Mitchell Christian student named recipient of Sanford School of Medicine scholarship

Apr. 19—MITCHELL — A year ago, practicing medicine wasn't on Joseph Tegethoff's radar.

Now at the end of his senior year at Mitchell Christian School, Tegethoff has a spot saved for him in medical school. And it's all thanks to the Sanford School of Medicine's Alumni Student Scholarship.

The scholarship, which selects four South Dakota high school seniors each year, assures Tegethoff a spot in medical school when the time comes without taking the Medical College Admission Test, or MCAT. It also guarantees him an annual $1,000 stipend for up to four years of medical school and makes him eligible to win an additional $5,000 annual scholarship, also renewable for up to four years of medical school.

"It eases my mind knowing that I don't have to take the MCAT and I have a spot in med school reserved," Tegethoff said. "I can just worry about college and not have to worry if I will even make it into med school. I don't have to worry if all of my work and studying will essentially be for nothing."

The scholarship is a part of the Alumni Student Scholars Program, which is a cooperative program of a number of entities, including the Sanford School of Medicine of the University of South Dakota, the Alumni Relations Council and USD and the USD Honors Program.

"Our Alumni Student Scholars Program (ASSP) is an incredible opportunity for South Dakota high schoolers interested in medical school," said Nicole Plesec, assistant director of the Medical School Alumni Relations office.

ASSP is open to students who are in their senior year at a South Dakota high school. The student must have a minimum ACT score of 28 or a minimum combined SAT score of 1240. But the selection process goes beyond academic accomplishments and potential. The committee also seeks out students with personal qualities required of a good physician.

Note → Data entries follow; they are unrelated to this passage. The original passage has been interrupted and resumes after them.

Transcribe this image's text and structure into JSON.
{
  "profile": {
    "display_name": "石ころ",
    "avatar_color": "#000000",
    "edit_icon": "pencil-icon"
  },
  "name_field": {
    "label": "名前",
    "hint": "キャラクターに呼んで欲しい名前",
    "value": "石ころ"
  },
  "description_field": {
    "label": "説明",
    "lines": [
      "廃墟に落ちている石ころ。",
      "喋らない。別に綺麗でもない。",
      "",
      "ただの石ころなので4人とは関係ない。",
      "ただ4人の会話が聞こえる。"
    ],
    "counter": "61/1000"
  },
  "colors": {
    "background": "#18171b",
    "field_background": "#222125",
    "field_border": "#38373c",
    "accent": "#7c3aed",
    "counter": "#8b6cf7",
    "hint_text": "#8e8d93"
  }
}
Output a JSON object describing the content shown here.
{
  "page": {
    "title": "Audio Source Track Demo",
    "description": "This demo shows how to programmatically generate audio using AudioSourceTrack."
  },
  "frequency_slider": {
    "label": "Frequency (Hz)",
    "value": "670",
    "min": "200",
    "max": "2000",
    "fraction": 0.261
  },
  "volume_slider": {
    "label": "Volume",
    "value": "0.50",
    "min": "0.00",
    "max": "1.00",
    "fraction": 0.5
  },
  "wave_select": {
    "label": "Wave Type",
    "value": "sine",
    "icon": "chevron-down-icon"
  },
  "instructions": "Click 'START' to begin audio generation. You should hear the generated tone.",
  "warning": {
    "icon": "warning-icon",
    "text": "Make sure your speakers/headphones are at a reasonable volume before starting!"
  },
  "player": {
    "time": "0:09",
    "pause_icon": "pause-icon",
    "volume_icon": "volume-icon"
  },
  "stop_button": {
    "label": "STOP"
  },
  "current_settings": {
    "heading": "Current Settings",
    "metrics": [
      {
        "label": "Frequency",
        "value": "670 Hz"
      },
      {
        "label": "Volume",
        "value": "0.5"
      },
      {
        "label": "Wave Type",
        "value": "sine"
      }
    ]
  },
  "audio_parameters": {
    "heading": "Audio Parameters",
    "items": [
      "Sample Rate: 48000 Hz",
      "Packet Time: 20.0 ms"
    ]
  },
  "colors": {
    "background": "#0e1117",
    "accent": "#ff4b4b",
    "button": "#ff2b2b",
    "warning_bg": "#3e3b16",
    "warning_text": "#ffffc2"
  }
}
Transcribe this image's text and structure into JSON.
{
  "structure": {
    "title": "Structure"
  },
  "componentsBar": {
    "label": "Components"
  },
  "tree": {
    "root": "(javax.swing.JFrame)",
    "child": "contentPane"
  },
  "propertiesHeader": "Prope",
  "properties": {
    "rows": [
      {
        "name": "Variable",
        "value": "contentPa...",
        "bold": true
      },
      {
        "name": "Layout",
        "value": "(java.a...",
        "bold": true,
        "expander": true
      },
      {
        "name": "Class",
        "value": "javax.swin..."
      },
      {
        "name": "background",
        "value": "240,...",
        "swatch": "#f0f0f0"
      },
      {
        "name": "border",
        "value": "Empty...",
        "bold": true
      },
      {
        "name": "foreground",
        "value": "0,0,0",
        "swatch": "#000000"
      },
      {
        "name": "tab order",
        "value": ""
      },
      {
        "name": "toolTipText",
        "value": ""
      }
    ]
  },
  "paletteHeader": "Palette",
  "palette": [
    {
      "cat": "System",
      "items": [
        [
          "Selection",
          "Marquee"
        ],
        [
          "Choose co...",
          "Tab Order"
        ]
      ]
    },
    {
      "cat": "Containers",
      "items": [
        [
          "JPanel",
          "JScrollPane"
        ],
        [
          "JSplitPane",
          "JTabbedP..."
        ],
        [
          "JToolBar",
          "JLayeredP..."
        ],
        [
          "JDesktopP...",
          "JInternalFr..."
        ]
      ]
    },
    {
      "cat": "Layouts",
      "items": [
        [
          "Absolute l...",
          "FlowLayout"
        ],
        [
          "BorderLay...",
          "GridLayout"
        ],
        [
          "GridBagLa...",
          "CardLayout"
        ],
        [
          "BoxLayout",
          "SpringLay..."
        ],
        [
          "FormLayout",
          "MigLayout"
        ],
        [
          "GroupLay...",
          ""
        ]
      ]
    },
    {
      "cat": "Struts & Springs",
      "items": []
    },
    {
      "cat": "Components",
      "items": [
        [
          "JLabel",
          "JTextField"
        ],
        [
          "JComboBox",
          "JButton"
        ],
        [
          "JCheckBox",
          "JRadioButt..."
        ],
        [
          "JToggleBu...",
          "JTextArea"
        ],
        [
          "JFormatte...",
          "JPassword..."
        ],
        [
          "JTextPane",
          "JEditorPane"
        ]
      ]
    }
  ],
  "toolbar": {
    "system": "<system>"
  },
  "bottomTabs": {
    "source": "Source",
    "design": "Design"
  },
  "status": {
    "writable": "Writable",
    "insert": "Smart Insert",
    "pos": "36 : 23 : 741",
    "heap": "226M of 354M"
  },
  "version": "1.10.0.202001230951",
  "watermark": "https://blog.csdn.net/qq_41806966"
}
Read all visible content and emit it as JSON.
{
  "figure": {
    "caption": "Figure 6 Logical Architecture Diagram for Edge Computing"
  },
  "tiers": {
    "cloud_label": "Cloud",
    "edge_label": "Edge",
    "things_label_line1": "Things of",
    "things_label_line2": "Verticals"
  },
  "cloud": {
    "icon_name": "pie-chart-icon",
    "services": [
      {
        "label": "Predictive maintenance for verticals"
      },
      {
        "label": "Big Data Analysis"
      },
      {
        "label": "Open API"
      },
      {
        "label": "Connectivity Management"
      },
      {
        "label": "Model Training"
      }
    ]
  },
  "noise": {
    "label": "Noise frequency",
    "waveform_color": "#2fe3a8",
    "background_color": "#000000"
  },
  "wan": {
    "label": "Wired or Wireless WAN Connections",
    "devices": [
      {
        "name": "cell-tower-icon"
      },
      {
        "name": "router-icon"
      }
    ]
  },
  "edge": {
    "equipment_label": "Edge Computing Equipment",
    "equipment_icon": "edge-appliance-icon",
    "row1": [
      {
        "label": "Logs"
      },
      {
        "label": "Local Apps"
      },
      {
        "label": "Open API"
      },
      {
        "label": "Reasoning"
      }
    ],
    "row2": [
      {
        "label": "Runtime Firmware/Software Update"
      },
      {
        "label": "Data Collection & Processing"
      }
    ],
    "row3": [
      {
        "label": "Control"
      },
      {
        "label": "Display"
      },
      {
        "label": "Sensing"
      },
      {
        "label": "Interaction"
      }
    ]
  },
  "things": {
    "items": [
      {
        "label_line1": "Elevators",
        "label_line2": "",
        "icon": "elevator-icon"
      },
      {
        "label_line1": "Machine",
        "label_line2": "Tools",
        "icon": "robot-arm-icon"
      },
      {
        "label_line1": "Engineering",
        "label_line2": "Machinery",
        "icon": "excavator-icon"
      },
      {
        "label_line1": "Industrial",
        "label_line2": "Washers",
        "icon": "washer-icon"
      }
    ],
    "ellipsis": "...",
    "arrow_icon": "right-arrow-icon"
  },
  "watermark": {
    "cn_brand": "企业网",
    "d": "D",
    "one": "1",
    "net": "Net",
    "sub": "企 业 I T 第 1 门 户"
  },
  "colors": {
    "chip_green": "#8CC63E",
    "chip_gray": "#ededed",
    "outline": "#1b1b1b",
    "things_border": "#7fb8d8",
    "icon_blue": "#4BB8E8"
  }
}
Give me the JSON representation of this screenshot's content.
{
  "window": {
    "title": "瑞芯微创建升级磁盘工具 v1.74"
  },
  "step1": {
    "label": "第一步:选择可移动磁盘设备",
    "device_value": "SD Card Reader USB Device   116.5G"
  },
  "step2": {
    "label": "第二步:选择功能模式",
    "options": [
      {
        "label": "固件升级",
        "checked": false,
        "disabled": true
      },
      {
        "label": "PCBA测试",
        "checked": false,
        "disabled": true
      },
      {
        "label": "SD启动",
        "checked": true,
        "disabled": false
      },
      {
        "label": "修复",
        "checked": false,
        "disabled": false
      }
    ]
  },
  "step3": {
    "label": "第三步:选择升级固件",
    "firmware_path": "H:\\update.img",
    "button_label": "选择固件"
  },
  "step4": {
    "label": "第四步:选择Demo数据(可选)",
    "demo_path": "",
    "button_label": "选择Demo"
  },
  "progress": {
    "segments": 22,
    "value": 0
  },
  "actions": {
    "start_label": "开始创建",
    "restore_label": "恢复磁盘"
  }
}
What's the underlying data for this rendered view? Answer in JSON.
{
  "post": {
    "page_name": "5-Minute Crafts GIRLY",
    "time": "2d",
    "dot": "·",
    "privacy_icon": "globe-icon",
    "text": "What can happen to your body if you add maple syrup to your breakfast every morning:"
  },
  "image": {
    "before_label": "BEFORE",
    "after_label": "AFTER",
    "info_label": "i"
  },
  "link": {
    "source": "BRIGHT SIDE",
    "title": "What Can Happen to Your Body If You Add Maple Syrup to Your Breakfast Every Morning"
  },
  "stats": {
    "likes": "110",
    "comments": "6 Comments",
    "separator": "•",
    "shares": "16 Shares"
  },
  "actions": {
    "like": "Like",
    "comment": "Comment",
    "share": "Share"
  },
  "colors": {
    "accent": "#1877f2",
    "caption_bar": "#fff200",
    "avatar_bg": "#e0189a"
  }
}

"Joseph was a fun candidate to work with," said Martin Christensen, a local USD alumnus and a retired longtime Mitchell physician. "It's a tough process and those who make it through to the interview process, it shows their desire. Practicing medicine is a longterm committment. "

Though the path seems well paved for him now thanks to the ASSP, Tegethoff didn't know he wanted to be a physician until last year at the end of his junior year. Before that, he says, he planned to be a biomedical engineer.

"I knew I wanted to do something medical. I changed gears a little and decided to go into the medical field and practice medicine because I want to be able to help people and change people's lives," Tegethoff said. "I want to be able to make people's lives better."

Tegethoff says the change in career plans was in part thanks to his mom, Jennifer, who is a pediatrician with the Avera Medical Group in Mitchell.

"Having my mom in the medical field was definitely a huge factor in why I want to go into the medical field and why I want to go into pediatrics," Tegethoff said. "I see how she is able to help kids and help parents with their kids. I want to go into pediatrics, too."

Tegethoff has had some good role models along the way, in addition to his mom. Christensen, who practiced in Mitchell from 1985 until 2019, regularly talks with students about the ASSP and provides guidance to high school students interested in entering the field of medicine. He helped line up a number of shadowing opportunities for Tegethoff, including one with Dr. Aaron Baas, who he spent the most time with. He also got to spend a day with the fire department riding along in an ambulance.

"Marty is a great mentor and has helped me shadow a number of different doctors," Tegethloff said. "He has taught me a lot about the medical field."

In addition to maintaining a 4.0 GPA while in high school, Tegethoff stays busy with many extracurricular activities. Tegethoff has been involved in cross country, basketball and track all four years while at Mitchell Christian.

Tegethoff will attend USD in the fall to study medical biology in the pre-med program. Beyond that, he isn't exactly sure where this journey will take him.

According to Christensen, ASSP's goal is to encourage high school students to consider a career in family medicine with the intent to serve underserved areas or populations within the state, though comitting to practice within the state is not a requirement of the award.

"I plan to practice wherever the medical field takes me, but it would be great to come back and practice in South Dakota, in the community that I was raised in and that helped raise me," Tegethoff said.